I want to model being aware when I do find an answer to one of my questions.  I usually have students mark their original sticky note with an “A” to indicate that the question has been answered.

As Raina suffers through each dentist examination, there are many opportunities for students to not only ask questions to gain information, but to keep their questions in their mind as they read, searching for information that extends their learning. 

I use Chapter 4 to make a strategies chart for questions, answers, and strategies for answering questions.  As I read, I model for students that when I arrive at an answer to an earlier question, I have used a variety of strategies, such as skimming, inferring, sharing and discussing, and further research.  Here are some of the questions my class generated from Chapters 1-4:

What is a root canal?
Drilling a hole in your tooth to the root canal. Removes infection and patches it up.
Do some research
Do they ever get a second opinion?
I don’t think so.
Read on to find the information
Why does Raina dream of losing a tooth?
She is getting her teeth pulled.  It is another traumatic event.
Why is smiling so important in middle school?
“When you smile at people, they smile back.”
Middle school is a very social place.
Used clues from the text and our thinking to infer.

SMILE gives students a chance to ask bigger questions that expand their thinking.  My class learned so much about dentistry, root canals, and dentures! Throughout SMILE, students sometimes become confused about some of these more complicated ideas in the story (i.e. root canals and middle school cliques).  Stopping and asking these questions leads to more thoughtful learning and further research. 

Finally, Raina Telgemeier put out a great book trailer for SMILE.  I love book trailers as a way to insert a little technology to spruce up any final novel study project. 

Author & Illustrator: Raina Telgemeier
Format: Paperback
Pages: 214
Color: Full Color
Publisher: Graphix, an imprint of Scholastic
ISBN-13: 978-0-545-13206-0

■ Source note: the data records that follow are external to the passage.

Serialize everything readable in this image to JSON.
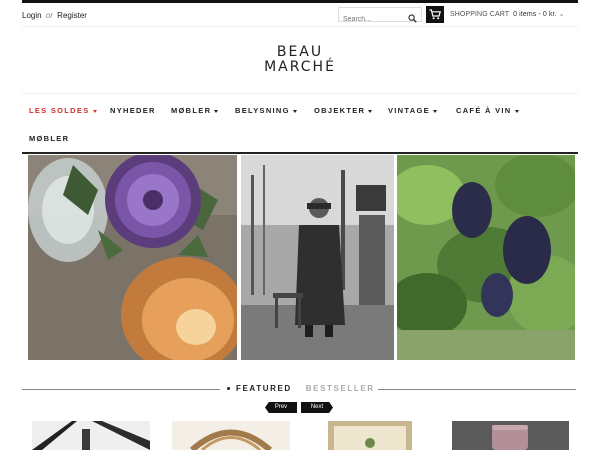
{
  "header": {
    "login_label": "Login",
    "or_label": "or",
    "register_label": "Register",
    "search_placeholder": "Search...",
    "cart_label": "SHOPPING CART",
    "cart_items": "0 items - 0 kr."
  },
  "brand": {
    "line1": "BEAU",
    "line2": "MARCHÉ"
  },
  "nav": {
    "items": [
      {
        "label": "LES SOLDES",
        "dropdown": true,
        "active": true
      },
      {
        "label": "NYHEDER",
        "dropdown": false
      },
      {
        "label": "MØBLER",
        "dropdown": true
      },
      {
        "label": "BELYSNING",
        "dropdown": true
      },
      {
        "label": "OBJEKTER",
        "dropdown": true
      },
      {
        "label": "VINTAGE",
        "dropdown": true
      },
      {
        "label": "CAFÉ À VIN",
        "dropdown": true
      },
      {
        "label": "MØBLER",
        "dropdown": false
      }
    ]
  },
  "featured": {
    "tab_featured": "FEATURED",
    "tab_bestseller": "BESTSELLER",
    "prev_label": "Prev",
    "next_label": "Next"
  },
  "colors": {
    "accent": "#d0312d",
    "dark": "#111111",
    "muted": "#aaaaaa"
  },
  "icons": {
    "search": "search-icon",
    "cart": "cart-icon",
    "chevron": "chevron-down-icon"
  }
}
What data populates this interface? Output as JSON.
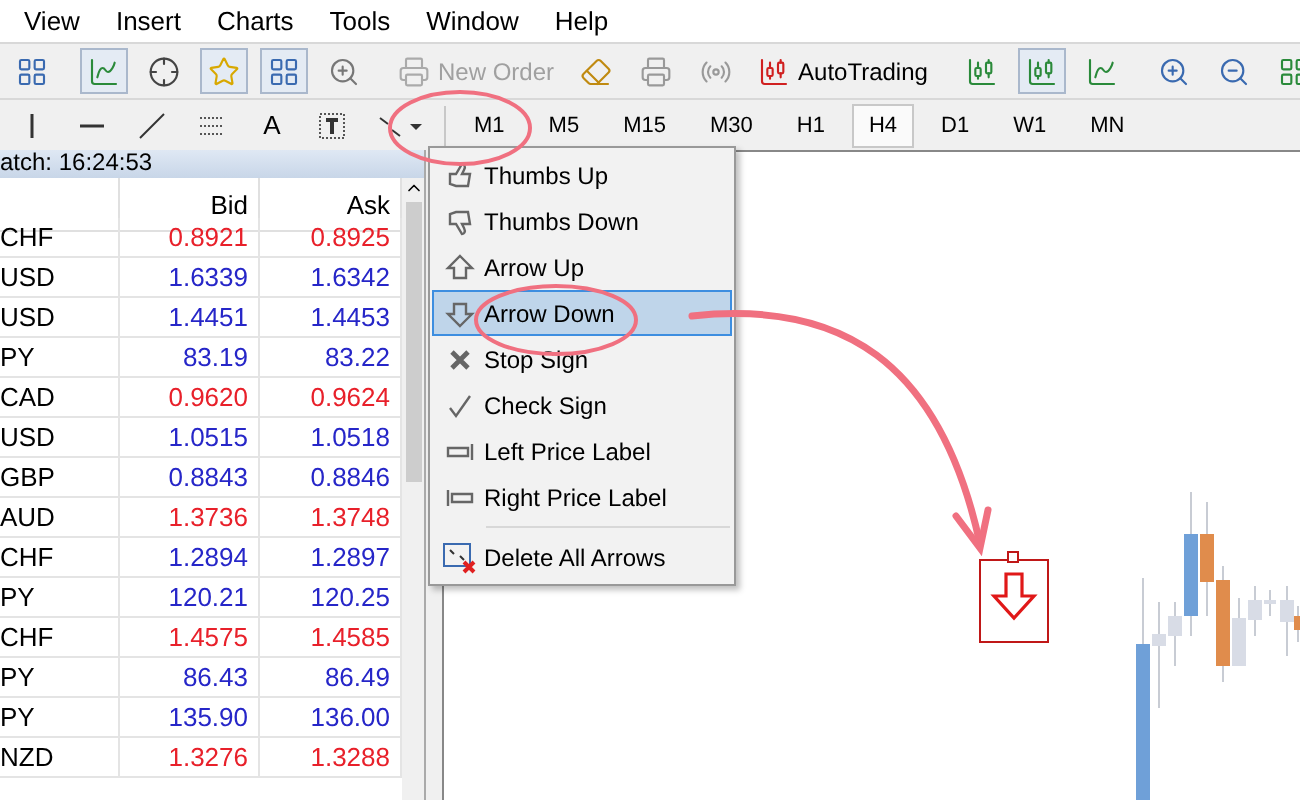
{
  "menu": [
    "View",
    "Insert",
    "Charts",
    "Tools",
    "Window",
    "Help"
  ],
  "toolbar": {
    "new_order": {
      "label": "New Order",
      "disabled": true
    },
    "auto_trading": {
      "label": "AutoTrading"
    }
  },
  "drawing_toolbar": {
    "text_tool": "A",
    "timeframes": [
      {
        "label": "M1",
        "selected": false
      },
      {
        "label": "M5",
        "selected": false
      },
      {
        "label": "M15",
        "selected": false
      },
      {
        "label": "M30",
        "selected": false
      },
      {
        "label": "H1",
        "selected": false
      },
      {
        "label": "H4",
        "selected": true
      },
      {
        "label": "D1",
        "selected": false
      },
      {
        "label": "W1",
        "selected": false
      },
      {
        "label": "MN",
        "selected": false
      }
    ]
  },
  "market_watch": {
    "title": "atch: 16:24:53",
    "columns": [
      "Bid",
      "Ask"
    ],
    "rows": [
      {
        "symbol": "CHF",
        "bid": "0.8921",
        "ask": "0.8925",
        "color": "#e8202a"
      },
      {
        "symbol": "USD",
        "bid": "1.6339",
        "ask": "1.6342",
        "color": "#2626c8"
      },
      {
        "symbol": "USD",
        "bid": "1.4451",
        "ask": "1.4453",
        "color": "#2626c8"
      },
      {
        "symbol": "PY",
        "bid": "83.19",
        "ask": "83.22",
        "color": "#2626c8"
      },
      {
        "symbol": "CAD",
        "bid": "0.9620",
        "ask": "0.9624",
        "color": "#e8202a"
      },
      {
        "symbol": "USD",
        "bid": "1.0515",
        "ask": "1.0518",
        "color": "#2626c8"
      },
      {
        "symbol": "GBP",
        "bid": "0.8843",
        "ask": "0.8846",
        "color": "#2626c8"
      },
      {
        "symbol": "AUD",
        "bid": "1.3736",
        "ask": "1.3748",
        "color": "#e8202a"
      },
      {
        "symbol": "CHF",
        "bid": "1.2894",
        "ask": "1.2897",
        "color": "#2626c8"
      },
      {
        "symbol": "PY",
        "bid": "120.21",
        "ask": "120.25",
        "color": "#2626c8"
      },
      {
        "symbol": "CHF",
        "bid": "1.4575",
        "ask": "1.4585",
        "color": "#e8202a"
      },
      {
        "symbol": "PY",
        "bid": "86.43",
        "ask": "86.49",
        "color": "#2626c8"
      },
      {
        "symbol": "PY",
        "bid": "135.90",
        "ask": "136.00",
        "color": "#2626c8"
      },
      {
        "symbol": "NZD",
        "bid": "1.3276",
        "ask": "1.3288",
        "color": "#e8202a"
      }
    ]
  },
  "arrows_menu": {
    "items": [
      {
        "label": "Thumbs Up",
        "kind": "thumbs_up",
        "selected": false
      },
      {
        "label": "Thumbs Down",
        "kind": "thumbs_down",
        "selected": false
      },
      {
        "label": "Arrow Up",
        "kind": "arrow_up",
        "selected": false
      },
      {
        "label": "Arrow Down",
        "kind": "arrow_down",
        "selected": true
      },
      {
        "label": "Stop Sign",
        "kind": "stop",
        "selected": false
      },
      {
        "label": "Check Sign",
        "kind": "check",
        "selected": false
      },
      {
        "label": "Left Price Label",
        "kind": "left_label",
        "selected": false
      },
      {
        "label": "Right Price Label",
        "kind": "right_label",
        "selected": false
      },
      {
        "label": "Delete All Arrows",
        "kind": "delete",
        "selected": false
      }
    ]
  }
}
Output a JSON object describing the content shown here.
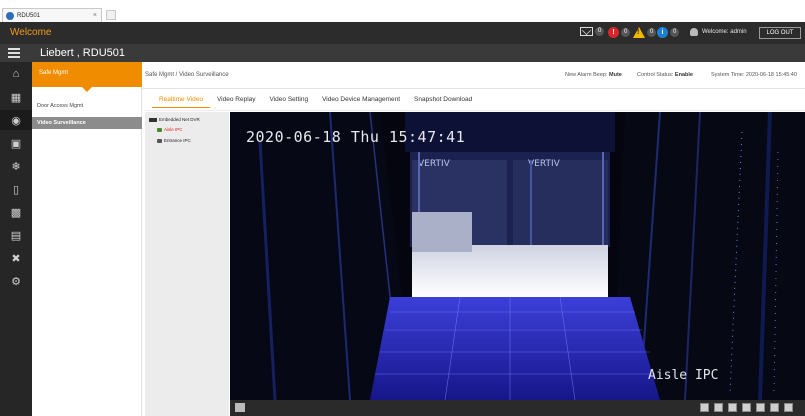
{
  "browser": {
    "tab_title": "RDU501",
    "close_glyph": "×"
  },
  "header": {
    "app_title": "Welcome",
    "alarms": [
      {
        "icon": "mail-icon",
        "count": "0"
      },
      {
        "icon": "critical-alarm-icon",
        "count": "0",
        "color": "#d9262c"
      },
      {
        "icon": "warning-alarm-icon",
        "count": "0",
        "color": "#f5b800"
      },
      {
        "icon": "info-alarm-icon",
        "count": "0",
        "color": "#1e7fd6"
      }
    ],
    "welcome_text": "Welcome: admin",
    "logout_label": "LOG OUT"
  },
  "device": {
    "name": "Liebert , RDU501"
  },
  "sidebar": {
    "icons": [
      "home-icon",
      "device-icon",
      "shield-icon",
      "equipment-icon",
      "snowflake-icon",
      "battery-icon",
      "chart-icon",
      "report-icon",
      "tools-icon",
      "gear-icon"
    ],
    "active_index": 2
  },
  "submenu": {
    "title": "Safe Mgmt",
    "items": [
      "Door Access Mgmt",
      "Video Surveillance"
    ],
    "selected": 1
  },
  "content": {
    "breadcrumb": "Safe Mgmt /  Video Surveillance",
    "status": {
      "beep_label": "New Alarm Beep:",
      "beep_value": "Mute",
      "control_label": "Control Status:",
      "control_value": "Enable",
      "time_label": "System Time:",
      "time_value": "2020-06-18 15:45:40"
    },
    "tabs": [
      "Realtime Video",
      "Video Replay",
      "Video Setting",
      "Video Device Management",
      "Snapshot Download"
    ],
    "active_tab": 0
  },
  "tree": {
    "root": "Embedded Net DVR",
    "cameras": [
      {
        "label": "Aisle IPC",
        "active": true
      },
      {
        "label": "Entrance IPC",
        "active": false
      }
    ]
  },
  "video": {
    "timestamp": "2020-06-18 Thu 15:47:41",
    "camera_name": "Aisle IPC",
    "toolbar_left_icon": "layout-icon",
    "toolbar_buttons": [
      "screen-icon",
      "snapshot-icon",
      "record-icon",
      "zoom-icon",
      "prev-icon",
      "next-icon",
      "volume-icon"
    ]
  },
  "colors": {
    "accent": "#f08c00",
    "header_bg": "#2c2c2c",
    "rail_bg": "#262626"
  }
}
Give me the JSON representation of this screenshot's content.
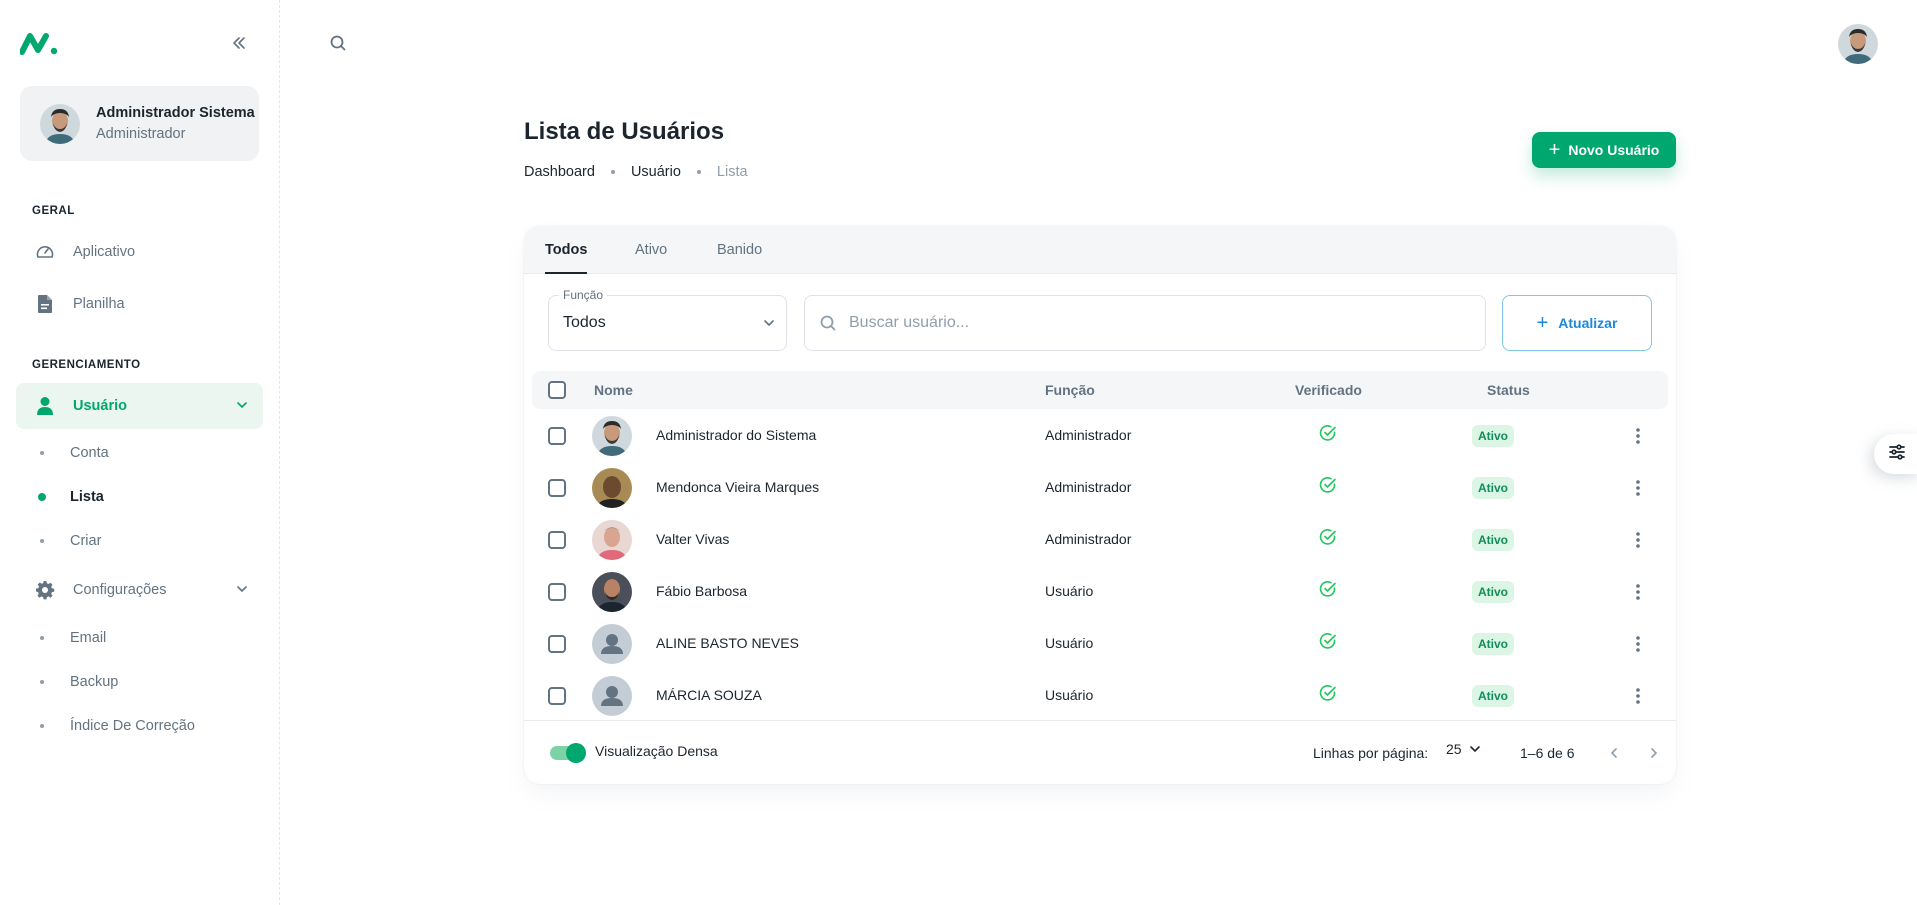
{
  "sidebar": {
    "account": {
      "name": "Administrador Sistema",
      "role": "Administrador"
    },
    "sections": {
      "general": "GERAL",
      "management": "GERENCIAMENTO"
    },
    "items": {
      "app": "Aplicativo",
      "sheet": "Planilha",
      "user": "Usuário",
      "user_sub": [
        "Conta",
        "Lista",
        "Criar"
      ],
      "settings": "Configurações",
      "settings_sub": [
        "Email",
        "Backup",
        "Índice De Correção"
      ]
    }
  },
  "page": {
    "title": "Lista de Usuários",
    "breadcrumb": [
      "Dashboard",
      "Usuário",
      "Lista"
    ],
    "new_user_label": "Novo Usuário"
  },
  "tabs": [
    "Todos",
    "Ativo",
    "Banido"
  ],
  "filters": {
    "role_legend": "Função",
    "role_value": "Todos",
    "search_placeholder": "Buscar usuário...",
    "refresh_label": "Atualizar"
  },
  "table": {
    "headers": {
      "name": "Nome",
      "role": "Função",
      "verified": "Verificado",
      "status": "Status"
    },
    "rows": [
      {
        "name": "Administrador do Sistema",
        "role": "Administrador",
        "status": "Ativo",
        "avatar": "photo-1"
      },
      {
        "name": "Mendonca Vieira Marques",
        "role": "Administrador",
        "status": "Ativo",
        "avatar": "photo-2"
      },
      {
        "name": "Valter Vivas",
        "role": "Administrador",
        "status": "Ativo",
        "avatar": "photo-3"
      },
      {
        "name": "Fábio Barbosa",
        "role": "Usuário",
        "status": "Ativo",
        "avatar": "photo-4"
      },
      {
        "name": "ALINE BASTO NEVES",
        "role": "Usuário",
        "status": "Ativo",
        "avatar": "placeholder"
      },
      {
        "name": "MÁRCIA SOUZA",
        "role": "Usuário",
        "status": "Ativo",
        "avatar": "placeholder"
      }
    ]
  },
  "footer": {
    "dense_label": "Visualização Densa",
    "rows_per_page_label": "Linhas por página:",
    "rows_per_page_value": "25",
    "range": "1–6 de 6"
  },
  "colors": {
    "primary": "#00a76f",
    "info": "#1e88d9",
    "badge_bg": "#dbf6e5",
    "badge_text": "#118d57"
  }
}
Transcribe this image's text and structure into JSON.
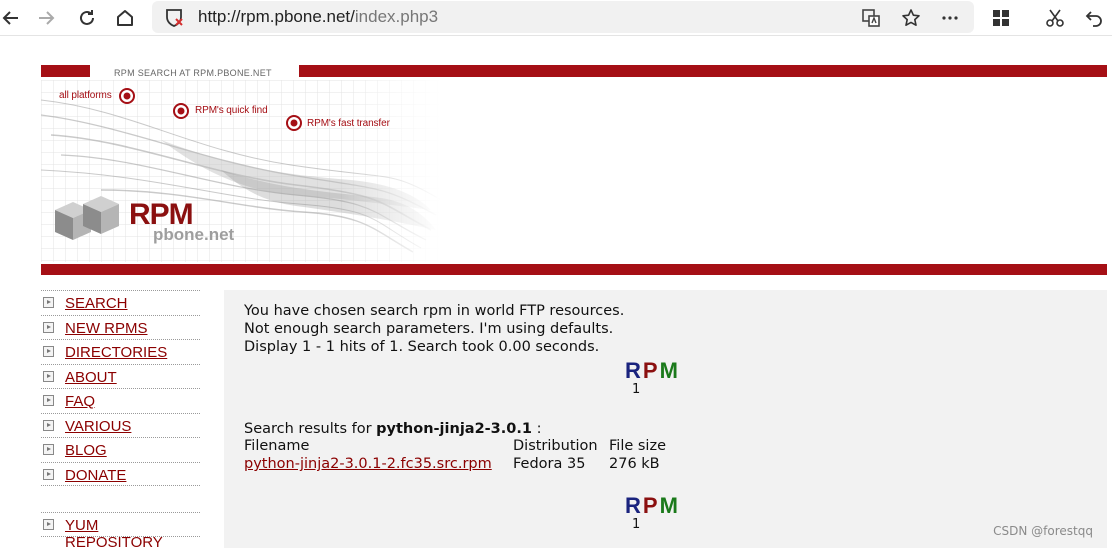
{
  "browser": {
    "url_host": "http://rpm.pbone.net/",
    "url_path": "index.php3",
    "icons": [
      "back-icon",
      "forward-icon",
      "reload-icon",
      "home-icon",
      "not-secure-icon",
      "translate-icon",
      "favorite-star-icon",
      "more-icon",
      "apps-grid-icon",
      "screenshot-scissors-icon",
      "undo-icon"
    ]
  },
  "banner": {
    "caption": "RPM SEARCH AT RPM.PBONE.NET",
    "labels": [
      "all platforms",
      "RPM's quick find",
      "RPM's fast transfer"
    ],
    "logo_main": "RPM",
    "logo_sub": "pbone.net",
    "accent_color": "#a50f15"
  },
  "sidebar": {
    "items": [
      {
        "label": "SEARCH"
      },
      {
        "label": "NEW RPMS"
      },
      {
        "label": "DIRECTORIES"
      },
      {
        "label": "ABOUT"
      },
      {
        "label": "FAQ"
      },
      {
        "label": "VARIOUS"
      },
      {
        "label": "BLOG"
      },
      {
        "label": "DONATE"
      },
      {
        "label": "YUM REPOSITORY"
      }
    ]
  },
  "content": {
    "line1": "You have chosen search rpm in world FTP resources.",
    "line2": "Not enough search parameters. I'm using defaults.",
    "line3": "Display 1 - 1 hits of 1. Search took 0.00 seconds.",
    "rpm_r": "R",
    "rpm_p": "P",
    "rpm_m": "M",
    "page_number": "1",
    "results_prefix": "Search results for",
    "query": "python-jinja2-3.0.1",
    "results_suffix": ":",
    "columns": {
      "filename": "Filename",
      "distribution": "Distribution",
      "size": "File size"
    },
    "rows": [
      {
        "filename": "python-jinja2-3.0.1-2.fc35.src.rpm",
        "distribution": "Fedora 35",
        "size": "276 kB"
      }
    ]
  },
  "watermark": "CSDN @forestqq"
}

There is nothing inappropriate about SMILE. This story, although dealing with adolescent, does so with tact and humor. You may get some giggles when Raina plays “spin the bottle” or daydreams about kissing a boy, but that’s about it. In my experience, students are so excited to be reading a graphic novel in “Reading class” that it makes those little things non-issues.

I would highly recommend this book for any upper elementary and middle school classroom (grades 3-8).  Although not all third-graders will be able to decode the entire text, and some eighth-graders will find SMILE too elementary, either way, it is a great addition to any classroom library.